At its very core, before the couture shows and red carpets, fashion is a form of art in which practicality can't be ignored. While clothes have evolved into a way for people to express themselves, comfort and efficiency are just as important for a brand to survive in an oversaturated market taken over by social media, as we've seen during the years-long pandemic with the rise of practical home and loungewear.
Toronto-based Spencer Badu is a designer who understands how to balance this practicality with creativity. Since launching his eponymous label in 2015, the creative has taken inspiration from the idea of uniforms, dropping collections of standout unisex items that put function and comfort first. With reconstruction being one of the keywords of his newest collection "012," Badu once again showcases his definition of a modern uniform, consisting of layered pants, logo tees and denim sets.
Ahead of Badu's latest release on HBX, we spoke to the designer about his creative journey thus far. Read our conversation below and shop Spencer Badu's "012" collection now on HBX.
Luke wears the Layered Safari Pants in Black.
What’s your definition of a uniform?
For me, a uniform is something that is consistent with two main things: function and comfort. It has to be durable and timeless and if you care to, something that represents who you are or your value.
Was there a moment you decided to become a fashion designer? When and why did you decide you wanted to start your eponymous label?
When I was 12 or 13, there was a lot of creative energy coming out of Toronto’s downtown scene with stores such as Good Foot and Ransom, and people like Kyle Hoto and Curtis James. Seeing people creating their own worlds that were synonymous with culture and community inspired me to create something similar and take it global.
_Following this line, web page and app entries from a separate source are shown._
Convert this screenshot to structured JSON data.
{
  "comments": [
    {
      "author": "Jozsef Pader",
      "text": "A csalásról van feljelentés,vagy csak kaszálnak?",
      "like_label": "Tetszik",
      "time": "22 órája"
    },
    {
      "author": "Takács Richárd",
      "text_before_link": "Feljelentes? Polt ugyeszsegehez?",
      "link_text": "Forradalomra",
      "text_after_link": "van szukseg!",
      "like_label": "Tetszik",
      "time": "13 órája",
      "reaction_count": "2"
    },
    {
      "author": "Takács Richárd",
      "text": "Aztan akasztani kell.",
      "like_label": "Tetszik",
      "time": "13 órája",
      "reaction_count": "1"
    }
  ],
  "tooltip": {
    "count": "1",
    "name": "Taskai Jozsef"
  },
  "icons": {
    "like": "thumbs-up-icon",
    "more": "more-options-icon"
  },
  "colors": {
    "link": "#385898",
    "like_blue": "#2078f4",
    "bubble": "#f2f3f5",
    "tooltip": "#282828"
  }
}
What was one highlight moment you'll never forget throughout your journey thus far?
There's no specific moment but I would say traveling. The more I travel, the more people I meet who are aware of the brand. I’m so blessed. The fact that I get to travel the world and meet so many people and touch people all over the world from what started as a dream in my room is unreal.
How do you think your design style has evolved over the years?
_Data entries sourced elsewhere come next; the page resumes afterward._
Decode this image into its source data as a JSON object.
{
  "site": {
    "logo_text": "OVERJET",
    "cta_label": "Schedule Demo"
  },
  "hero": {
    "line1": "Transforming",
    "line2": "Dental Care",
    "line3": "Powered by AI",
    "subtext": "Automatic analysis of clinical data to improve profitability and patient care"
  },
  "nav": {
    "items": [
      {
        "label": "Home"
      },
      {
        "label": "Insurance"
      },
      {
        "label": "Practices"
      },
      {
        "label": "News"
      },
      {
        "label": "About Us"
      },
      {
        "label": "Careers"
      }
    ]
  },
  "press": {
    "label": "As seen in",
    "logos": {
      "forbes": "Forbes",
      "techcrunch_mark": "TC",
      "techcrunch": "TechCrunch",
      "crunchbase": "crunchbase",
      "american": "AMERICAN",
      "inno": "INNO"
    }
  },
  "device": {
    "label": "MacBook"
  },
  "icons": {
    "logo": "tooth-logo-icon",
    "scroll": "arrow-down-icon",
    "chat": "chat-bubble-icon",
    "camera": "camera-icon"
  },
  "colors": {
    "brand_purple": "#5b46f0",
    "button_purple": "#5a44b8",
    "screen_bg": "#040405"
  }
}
My work has become more and more personal. In the beginning, I think my references were very similar to most contemporary designs. References to modern art, architecture and so on. But I really found my style when I was vulnerable enough to show myself, where I grew to reference my experiences, my interests, my upbringing and my culture. At this point, the Spencer Badu brand is a composition of all these things distilled into a useful garment.
Being where you are now, what would you tell yourself in 2015, when you were just preparing to launch your brand?
Take your time and play your own game. Other people's success is merely confirmation that success is possible and has no relation to your success or self-worth.
Let’s dive into "Collection 012" — tell us the story behind these pieces. How is the juxtaposition between “fitting in” and “standing out” translated in your garments?
Most of the time we start with a specific clothing item (such as a uniform) the goal is always to start something that can easily translate into one's wardrobe or lifestyle. But when you look closely you will notice that something is "off" that is achieved through a process of styling or "reconstruction" where we take the garment apart to understand the contraction and purpose of every element and reconstruct it for a modern context. A lot of these details can only be seen up close or by the wearer.
Any memorable moments or challenges in creating this collection?
The process of creating this collection was very exciting. The more we created it, the more we felt like we are chipping away at something, creating our own lane. This collection is the most introspective I've been. I looked at past collections as a foundation of this collection as well as a lot of childhood staples from Ghana, such as the glass beads, which are common souvenirs, that were made with metal and used to adorn the outerwear this season. There were just a lot of moments of clarity which is really memorable.
Aside from this collection, you’re joining the London Fashion Week schedule this September. Why did you choose to show in London this time around?
I've always loved London and we see ourselves there one day. London has been very supportive from the beginning of our career — our sales team is based in London and we have a really big community of creatives and overall good people.
Where do you see the Spencer Badu brand in five years?
In five years I want to be shaking things up, challenging traditional ways of showing and operating. We will have flagships in North America, Asia and London, and a very curated list of stockists around the world such as HBX.
Favorite thing about Toronto’s summer?
You have to experience it yourself, but it's really the energy in the city it's very vibrant. The culture, the people, and every day is unpredictable.
Favorite thing about the fall and winter seasons?
I get to hibernate and focus.
Top three songs that you’ve been playing on repeat lately?